WHAT YOU NEED TO DO =
For this exercise, repeat the records below exactly as written.
=-=-=
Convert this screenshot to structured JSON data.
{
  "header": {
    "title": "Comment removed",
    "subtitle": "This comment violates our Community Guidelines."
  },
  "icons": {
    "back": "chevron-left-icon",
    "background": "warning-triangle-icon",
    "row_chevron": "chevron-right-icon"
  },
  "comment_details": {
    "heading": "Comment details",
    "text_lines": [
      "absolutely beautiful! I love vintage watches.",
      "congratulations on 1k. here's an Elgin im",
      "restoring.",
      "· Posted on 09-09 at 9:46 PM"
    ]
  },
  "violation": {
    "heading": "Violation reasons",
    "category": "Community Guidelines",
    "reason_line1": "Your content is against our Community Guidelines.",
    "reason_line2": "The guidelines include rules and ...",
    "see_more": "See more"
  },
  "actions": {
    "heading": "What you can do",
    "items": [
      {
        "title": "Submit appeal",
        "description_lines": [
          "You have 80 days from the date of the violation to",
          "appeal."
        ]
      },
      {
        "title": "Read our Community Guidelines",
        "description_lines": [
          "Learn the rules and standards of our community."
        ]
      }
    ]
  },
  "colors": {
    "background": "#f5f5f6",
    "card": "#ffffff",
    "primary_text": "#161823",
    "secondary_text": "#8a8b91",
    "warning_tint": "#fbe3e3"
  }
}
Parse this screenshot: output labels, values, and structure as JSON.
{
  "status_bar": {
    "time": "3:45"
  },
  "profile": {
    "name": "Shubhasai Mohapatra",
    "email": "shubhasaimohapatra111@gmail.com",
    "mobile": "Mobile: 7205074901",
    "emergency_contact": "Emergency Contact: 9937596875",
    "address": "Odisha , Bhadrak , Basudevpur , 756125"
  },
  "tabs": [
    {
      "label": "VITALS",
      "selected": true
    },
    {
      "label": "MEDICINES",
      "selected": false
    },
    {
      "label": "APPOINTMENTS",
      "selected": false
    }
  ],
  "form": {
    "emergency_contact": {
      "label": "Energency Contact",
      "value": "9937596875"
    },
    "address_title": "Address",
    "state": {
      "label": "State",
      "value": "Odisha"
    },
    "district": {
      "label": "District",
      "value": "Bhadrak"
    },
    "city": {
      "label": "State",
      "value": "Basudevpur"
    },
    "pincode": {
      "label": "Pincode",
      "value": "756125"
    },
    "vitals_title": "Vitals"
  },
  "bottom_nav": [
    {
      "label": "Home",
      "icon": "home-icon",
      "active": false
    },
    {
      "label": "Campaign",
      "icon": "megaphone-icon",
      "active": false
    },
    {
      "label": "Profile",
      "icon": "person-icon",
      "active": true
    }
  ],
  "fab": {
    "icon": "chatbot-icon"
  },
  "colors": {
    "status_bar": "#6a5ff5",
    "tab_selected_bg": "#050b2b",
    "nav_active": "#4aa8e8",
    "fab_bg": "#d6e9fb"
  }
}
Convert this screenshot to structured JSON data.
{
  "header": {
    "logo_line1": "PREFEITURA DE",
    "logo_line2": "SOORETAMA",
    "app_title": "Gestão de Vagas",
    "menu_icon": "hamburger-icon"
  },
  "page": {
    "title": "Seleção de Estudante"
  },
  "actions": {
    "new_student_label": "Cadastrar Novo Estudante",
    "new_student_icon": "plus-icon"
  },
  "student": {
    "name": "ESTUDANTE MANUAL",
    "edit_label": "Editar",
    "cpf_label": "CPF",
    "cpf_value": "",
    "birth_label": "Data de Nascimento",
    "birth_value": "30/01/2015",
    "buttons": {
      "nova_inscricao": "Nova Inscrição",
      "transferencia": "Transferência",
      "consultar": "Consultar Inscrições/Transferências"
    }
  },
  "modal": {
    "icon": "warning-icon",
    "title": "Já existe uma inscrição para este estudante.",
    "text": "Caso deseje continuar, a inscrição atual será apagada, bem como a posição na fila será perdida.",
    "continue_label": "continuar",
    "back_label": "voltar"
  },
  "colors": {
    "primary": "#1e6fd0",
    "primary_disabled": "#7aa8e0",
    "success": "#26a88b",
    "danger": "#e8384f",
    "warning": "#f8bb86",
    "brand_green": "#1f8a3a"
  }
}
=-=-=
RESPONSE TO THE TASK =
Convert this screenshot to structured JSON data.
{
  "header": {
    "title": "Comment removed",
    "subtitle": "This comment violates our Community Guidelines."
  },
  "icons": {
    "back": "chevron-left-icon",
    "background": "warning-triangle-icon",
    "row_chevron": "chevron-right-icon"
  },
  "comment_details": {
    "heading": "Comment details",
    "text_lines": [
      "absolutely beautiful! I love vintage watches.",
      "congratulations on 1k. here's an Elgin im",
      "restoring.",
      "· Posted on 09-09 at 9:46 PM"
    ]
  },
  "violation": {
    "heading": "Violation reasons",
    "category": "Community Guidelines",
    "reason_line1": "Your content is against our Community Guidelines.",
    "reason_line2": "The guidelines include rules and ...",
    "see_more": "See more"
  },
  "actions": {
    "heading": "What you can do",
    "items": [
      {
        "title": "Submit appeal",
        "description_lines": [
          "You have 80 days from the date of the violation to",
          "appeal."
        ]
      },
      {
        "title": "Read our Community Guidelines",
        "description_lines": [
          "Learn the rules and standards of our community."
        ]
      }
    ]
  },
  "colors": {
    "background": "#f5f5f6",
    "card": "#ffffff",
    "primary_text": "#161823",
    "secondary_text": "#8a8b91",
    "warning_tint": "#fbe3e3"
  }
}
Parse this screenshot: output labels, values, and structure as JSON.
{
  "status_bar": {
    "time": "3:45"
  },
  "profile": {
    "name": "Shubhasai Mohapatra",
    "email": "shubhasaimohapatra111@gmail.com",
    "mobile": "Mobile: 7205074901",
    "emergency_contact": "Emergency Contact: 9937596875",
    "address": "Odisha , Bhadrak , Basudevpur , 756125"
  },
  "tabs": [
    {
      "label": "VITALS",
      "selected": true
    },
    {
      "label": "MEDICINES",
      "selected": false
    },
    {
      "label": "APPOINTMENTS",
      "selected": false
    }
  ],
  "form": {
    "emergency_contact": {
      "label": "Energency Contact",
      "value": "9937596875"
    },
    "address_title": "Address",
    "state": {
      "label": "State",
      "value": "Odisha"
    },
    "district": {
      "label": "District",
      "value": "Bhadrak"
    },
    "city": {
      "label": "State",
      "value": "Basudevpur"
    },
    "pincode": {
      "label": "Pincode",
      "value": "756125"
    },
    "vitals_title": "Vitals"
  },
  "bottom_nav": [
    {
      "label": "Home",
      "icon": "home-icon",
      "active": false
    },
    {
      "label": "Campaign",
      "icon": "megaphone-icon",
      "active": false
    },
    {
      "label": "Profile",
      "icon": "person-icon",
      "active": true
    }
  ],
  "fab": {
    "icon": "chatbot-icon"
  },
  "colors": {
    "status_bar": "#6a5ff5",
    "tab_selected_bg": "#050b2b",
    "nav_active": "#4aa8e8",
    "fab_bg": "#d6e9fb"
  }
}
Convert this screenshot to structured JSON data.
{
  "header": {
    "logo_line1": "PREFEITURA DE",
    "logo_line2": "SOORETAMA",
    "app_title": "Gestão de Vagas",
    "menu_icon": "hamburger-icon"
  },
  "page": {
    "title": "Seleção de Estudante"
  },
  "actions": {
    "new_student_label": "Cadastrar Novo Estudante",
    "new_student_icon": "plus-icon"
  },
  "student": {
    "name": "ESTUDANTE MANUAL",
    "edit_label": "Editar",
    "cpf_label": "CPF",
    "cpf_value": "",
    "birth_label": "Data de Nascimento",
    "birth_value": "30/01/2015",
    "buttons": {
      "nova_inscricao": "Nova Inscrição",
      "transferencia": "Transferência",
      "consultar": "Consultar Inscrições/Transferências"
    }
  },
  "modal": {
    "icon": "warning-icon",
    "title": "Já existe uma inscrição para este estudante.",
    "text": "Caso deseje continuar, a inscrição atual será apagada, bem como a posição na fila será perdida.",
    "continue_label": "continuar",
    "back_label": "voltar"
  },
  "colors": {
    "primary": "#1e6fd0",
    "primary_disabled": "#7aa8e0",
    "success": "#26a88b",
    "danger": "#e8384f",
    "warning": "#f8bb86",
    "brand_green": "#1f8a3a"
  }
}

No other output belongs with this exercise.